Bill expands Fish and Game officers' authority on the road
CONCORD — Fish and Game conservation officers would be able to help in the North Country and other rural areas enforcing motor vehicles laws under Senate Bill 389, which House and Senate negotiators finalized Wednesday.
Supporters say SB 389 would help small communities, particularly those in the North Country with part-time police forces, by allowing conservation officers to pursue off-road vehicles when going from trails to highways, and to stop impaired, reckless or speeding drivers.
During negotiations, senators agreed to go along with the House version of the bill.
During the House debate earlier this month, supporters said the change is a long time coming.
“Fish and Game should be able to do this to help our towns and maybe prevent that drunken driver from going down that road and hurting somebody,” Rep. Joe Duarte, R-Candia, said during the debate. “Most municipalities and the State Police support this.”
Conservation officers receive the same training as the state police and local police and are trained to administer a field sobriety test, supporters have said.
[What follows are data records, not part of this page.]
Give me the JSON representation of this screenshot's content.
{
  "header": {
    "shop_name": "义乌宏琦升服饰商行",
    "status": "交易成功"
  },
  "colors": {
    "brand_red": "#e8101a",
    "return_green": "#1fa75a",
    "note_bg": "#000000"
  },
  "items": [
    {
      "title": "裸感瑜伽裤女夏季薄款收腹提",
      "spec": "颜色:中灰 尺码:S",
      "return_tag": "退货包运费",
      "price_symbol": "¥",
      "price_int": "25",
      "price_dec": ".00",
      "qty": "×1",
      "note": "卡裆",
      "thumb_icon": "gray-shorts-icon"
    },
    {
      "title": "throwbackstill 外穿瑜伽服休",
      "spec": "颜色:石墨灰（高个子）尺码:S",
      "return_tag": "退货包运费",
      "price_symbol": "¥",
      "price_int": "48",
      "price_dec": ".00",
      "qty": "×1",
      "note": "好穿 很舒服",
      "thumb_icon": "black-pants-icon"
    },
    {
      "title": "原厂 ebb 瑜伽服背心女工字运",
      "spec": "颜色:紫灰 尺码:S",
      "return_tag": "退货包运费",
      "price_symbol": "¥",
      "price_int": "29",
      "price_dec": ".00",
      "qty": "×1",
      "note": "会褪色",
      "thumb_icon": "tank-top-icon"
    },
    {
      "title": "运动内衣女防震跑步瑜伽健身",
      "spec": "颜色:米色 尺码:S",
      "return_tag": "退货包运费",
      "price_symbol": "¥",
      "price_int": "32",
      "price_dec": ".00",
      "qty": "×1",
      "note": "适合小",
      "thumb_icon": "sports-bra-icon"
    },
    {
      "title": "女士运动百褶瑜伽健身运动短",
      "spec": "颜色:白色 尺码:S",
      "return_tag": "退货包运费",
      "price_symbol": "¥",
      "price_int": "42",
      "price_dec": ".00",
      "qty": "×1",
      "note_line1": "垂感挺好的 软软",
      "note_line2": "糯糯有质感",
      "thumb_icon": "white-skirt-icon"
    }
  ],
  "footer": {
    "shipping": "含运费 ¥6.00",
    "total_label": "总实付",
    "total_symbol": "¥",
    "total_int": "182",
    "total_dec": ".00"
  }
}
Some are concerned the Fish and Game Department, which is cash-strapped as it is largely funded by a declining number of hunting and fishing licenses, would ask to use highway funds to help pay for conservation officers if they are allowed to enforce motor vehicle laws.
They argue adding traffic enforcement would take officers away from their primary duties and further drain the agency’s resources. The House and Senate will vote next week on the compromise.
If House and Senate approve the bill and the governor signs it, conservation officers would be able to enforce motor vehicle laws 60 days after it passes.